If you are thinking of buying your first home, you should take out a pen and paper right now and draw a line down the center of the paper. Calmly and logically, think of all possible advantages to buying a home and write them down on one side of the page. Afterwards, you should list all the disadvantages.
Then save the list in a place you will be certain to remember.
Of course it sounds silly. Who needs to write down their reasons for buying a home? After all, home ownership is the central theme to living the “American Dream.”
Naturally, while in hot pursuit of this dream you are going to be excited about the future — researching neighborhoods, searching MLS sites on the internet, viewing home buyer’s magazines full of appealing homes that are just “minutes from the beach” with “fantastic views” and “cozy family rooms.”
Next comes the really good stuff – looking at houses. Full of imagination and optimism for the future, you wander about each home envisioning a happy and contented life for you and your family. The first house may be “too big,” and another may be “too small,” but you are certain to find one that seems “just right.” So you make an offer and wait anxiously and excitedly for the counter-offer. Finally, you and the seller agree on terms and you have bought yourself a brand new home!
Congratulations! Break out the champagne and celebrate!
Later that night or perhaps the next day, you start to worry about whether you made the right decision. Doubtful thoughts will intrude. Can you afford it? Is it the right time? Should you have waited? What if you lose your job? What if this happens? What if that happens? Anxiety and stress set in. Sleep may be hours in coming.
This is a normal response to buying a home and is called “Buyer’s Remorse.” You have just made the single biggest purchase you have ever made in your life and it can be downright scary. Logic deserts you. Worry takes over.
Remember your list?
Back when you were thinking semi-logically, you were fairly rational about home ownership. You catalogued the good and the bad, weighed them against each other, and decided that buying a home was the smart thing to do. Reviewing the list will help resolve your buyer’s remorse.
You will not be totally stress-free, but it will help.
Of course, in spite of this advice you will probably not take the time to make that list now – before you buy a home.
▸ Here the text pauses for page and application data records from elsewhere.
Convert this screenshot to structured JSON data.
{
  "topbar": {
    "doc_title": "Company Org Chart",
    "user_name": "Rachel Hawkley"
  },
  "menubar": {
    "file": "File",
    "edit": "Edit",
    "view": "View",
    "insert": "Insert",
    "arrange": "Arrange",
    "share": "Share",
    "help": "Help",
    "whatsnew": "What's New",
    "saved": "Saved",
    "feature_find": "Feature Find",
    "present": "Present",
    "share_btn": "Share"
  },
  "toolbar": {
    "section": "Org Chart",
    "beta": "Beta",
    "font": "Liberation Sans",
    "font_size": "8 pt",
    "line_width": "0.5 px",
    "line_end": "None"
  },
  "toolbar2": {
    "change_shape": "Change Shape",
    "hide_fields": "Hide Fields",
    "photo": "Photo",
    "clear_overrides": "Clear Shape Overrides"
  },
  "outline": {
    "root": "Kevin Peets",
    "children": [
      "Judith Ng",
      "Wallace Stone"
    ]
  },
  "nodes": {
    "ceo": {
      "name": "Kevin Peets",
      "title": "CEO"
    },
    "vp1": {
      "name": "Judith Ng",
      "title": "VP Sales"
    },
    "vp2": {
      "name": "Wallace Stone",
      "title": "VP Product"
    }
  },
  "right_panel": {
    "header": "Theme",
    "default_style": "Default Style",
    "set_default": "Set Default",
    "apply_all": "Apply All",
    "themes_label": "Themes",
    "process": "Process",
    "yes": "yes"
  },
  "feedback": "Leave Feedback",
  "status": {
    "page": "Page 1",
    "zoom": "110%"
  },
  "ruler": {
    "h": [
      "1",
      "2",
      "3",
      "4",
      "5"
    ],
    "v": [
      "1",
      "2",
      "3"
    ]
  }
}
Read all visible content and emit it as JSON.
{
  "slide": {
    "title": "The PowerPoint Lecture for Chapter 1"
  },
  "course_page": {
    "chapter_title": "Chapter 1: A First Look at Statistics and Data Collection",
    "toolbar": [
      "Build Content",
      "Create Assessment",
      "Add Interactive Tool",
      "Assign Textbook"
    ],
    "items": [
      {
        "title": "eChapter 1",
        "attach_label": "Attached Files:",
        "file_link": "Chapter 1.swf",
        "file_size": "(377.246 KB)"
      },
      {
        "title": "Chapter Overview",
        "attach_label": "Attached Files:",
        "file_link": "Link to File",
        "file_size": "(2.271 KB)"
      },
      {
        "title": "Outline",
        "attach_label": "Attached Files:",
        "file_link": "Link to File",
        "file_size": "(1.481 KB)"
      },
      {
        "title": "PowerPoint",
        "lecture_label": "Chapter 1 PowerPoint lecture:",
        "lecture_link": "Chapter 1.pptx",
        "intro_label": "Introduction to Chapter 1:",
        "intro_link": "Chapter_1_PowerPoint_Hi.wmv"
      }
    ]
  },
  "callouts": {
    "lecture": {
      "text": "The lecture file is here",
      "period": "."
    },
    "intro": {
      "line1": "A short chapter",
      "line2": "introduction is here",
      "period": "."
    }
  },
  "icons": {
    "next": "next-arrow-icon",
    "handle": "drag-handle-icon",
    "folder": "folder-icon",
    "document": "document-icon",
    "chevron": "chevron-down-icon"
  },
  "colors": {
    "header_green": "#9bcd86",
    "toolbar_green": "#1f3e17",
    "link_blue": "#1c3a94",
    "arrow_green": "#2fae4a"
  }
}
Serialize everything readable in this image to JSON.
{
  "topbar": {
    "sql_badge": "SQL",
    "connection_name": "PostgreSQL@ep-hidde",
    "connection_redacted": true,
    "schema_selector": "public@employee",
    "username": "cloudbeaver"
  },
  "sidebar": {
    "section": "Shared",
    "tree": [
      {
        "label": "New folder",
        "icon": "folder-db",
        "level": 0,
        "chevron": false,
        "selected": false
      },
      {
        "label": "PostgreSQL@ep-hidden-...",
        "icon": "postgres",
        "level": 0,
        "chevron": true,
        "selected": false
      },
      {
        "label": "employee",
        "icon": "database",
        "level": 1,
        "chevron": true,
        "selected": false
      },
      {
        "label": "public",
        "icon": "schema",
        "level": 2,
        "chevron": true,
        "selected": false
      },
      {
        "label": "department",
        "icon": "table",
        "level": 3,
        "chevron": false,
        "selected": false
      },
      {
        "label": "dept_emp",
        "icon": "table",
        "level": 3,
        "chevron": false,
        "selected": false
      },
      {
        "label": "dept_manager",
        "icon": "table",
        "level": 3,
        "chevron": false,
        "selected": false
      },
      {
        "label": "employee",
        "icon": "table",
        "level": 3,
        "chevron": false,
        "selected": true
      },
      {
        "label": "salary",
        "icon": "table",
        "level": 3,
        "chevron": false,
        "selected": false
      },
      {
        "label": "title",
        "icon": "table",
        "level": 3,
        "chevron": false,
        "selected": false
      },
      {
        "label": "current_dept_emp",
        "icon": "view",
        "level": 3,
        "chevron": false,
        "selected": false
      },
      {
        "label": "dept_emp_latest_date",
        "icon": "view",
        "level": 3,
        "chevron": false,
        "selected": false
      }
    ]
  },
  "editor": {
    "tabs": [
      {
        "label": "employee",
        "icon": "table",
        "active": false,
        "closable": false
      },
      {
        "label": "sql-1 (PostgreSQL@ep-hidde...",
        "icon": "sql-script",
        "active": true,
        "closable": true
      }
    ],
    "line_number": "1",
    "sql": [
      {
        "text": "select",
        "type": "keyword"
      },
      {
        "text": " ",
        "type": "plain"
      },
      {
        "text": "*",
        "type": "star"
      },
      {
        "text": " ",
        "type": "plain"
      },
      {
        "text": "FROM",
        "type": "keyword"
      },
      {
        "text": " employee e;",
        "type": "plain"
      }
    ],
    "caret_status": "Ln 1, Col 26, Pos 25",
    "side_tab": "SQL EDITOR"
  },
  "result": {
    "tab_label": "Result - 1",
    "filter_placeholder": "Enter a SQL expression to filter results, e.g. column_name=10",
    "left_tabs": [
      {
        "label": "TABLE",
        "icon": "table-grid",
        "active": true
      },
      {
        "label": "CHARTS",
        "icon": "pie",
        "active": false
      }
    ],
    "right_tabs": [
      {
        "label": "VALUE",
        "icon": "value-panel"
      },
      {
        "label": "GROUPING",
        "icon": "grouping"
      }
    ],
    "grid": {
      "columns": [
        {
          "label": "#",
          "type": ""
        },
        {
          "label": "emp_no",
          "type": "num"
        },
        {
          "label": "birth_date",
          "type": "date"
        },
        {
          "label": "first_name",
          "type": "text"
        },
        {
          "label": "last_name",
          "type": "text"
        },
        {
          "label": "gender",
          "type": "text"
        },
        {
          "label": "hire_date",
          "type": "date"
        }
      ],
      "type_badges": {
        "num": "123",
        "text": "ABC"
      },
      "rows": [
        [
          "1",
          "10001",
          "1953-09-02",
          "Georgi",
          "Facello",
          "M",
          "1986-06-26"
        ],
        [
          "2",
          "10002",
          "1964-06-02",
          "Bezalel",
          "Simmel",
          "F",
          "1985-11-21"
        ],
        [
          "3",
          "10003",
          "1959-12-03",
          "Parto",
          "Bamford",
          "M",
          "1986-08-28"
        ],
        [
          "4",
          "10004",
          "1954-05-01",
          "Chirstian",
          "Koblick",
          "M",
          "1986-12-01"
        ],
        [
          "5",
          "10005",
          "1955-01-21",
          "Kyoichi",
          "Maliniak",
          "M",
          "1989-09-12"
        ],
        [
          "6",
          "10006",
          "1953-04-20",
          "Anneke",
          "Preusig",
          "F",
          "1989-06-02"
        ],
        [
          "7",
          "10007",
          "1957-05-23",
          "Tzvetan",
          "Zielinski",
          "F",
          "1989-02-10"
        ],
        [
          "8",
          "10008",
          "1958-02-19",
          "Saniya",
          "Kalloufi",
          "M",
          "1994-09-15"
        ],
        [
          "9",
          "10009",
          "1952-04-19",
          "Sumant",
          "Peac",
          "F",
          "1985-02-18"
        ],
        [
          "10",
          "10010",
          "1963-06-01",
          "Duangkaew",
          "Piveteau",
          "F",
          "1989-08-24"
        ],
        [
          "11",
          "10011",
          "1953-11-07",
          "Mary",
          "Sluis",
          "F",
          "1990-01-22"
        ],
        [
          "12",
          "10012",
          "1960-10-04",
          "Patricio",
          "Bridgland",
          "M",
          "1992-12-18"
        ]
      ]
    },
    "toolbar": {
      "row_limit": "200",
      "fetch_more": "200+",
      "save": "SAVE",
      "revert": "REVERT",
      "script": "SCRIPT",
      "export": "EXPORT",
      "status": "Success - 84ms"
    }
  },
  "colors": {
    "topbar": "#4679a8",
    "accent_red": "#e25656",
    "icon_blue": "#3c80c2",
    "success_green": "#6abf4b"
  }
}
Hardly anyone ever does.
So when buyer’s remorse sets in and you remember reading this column, here is what you do — get a piece of paper and draw a line down the center. Then…
You know the rest.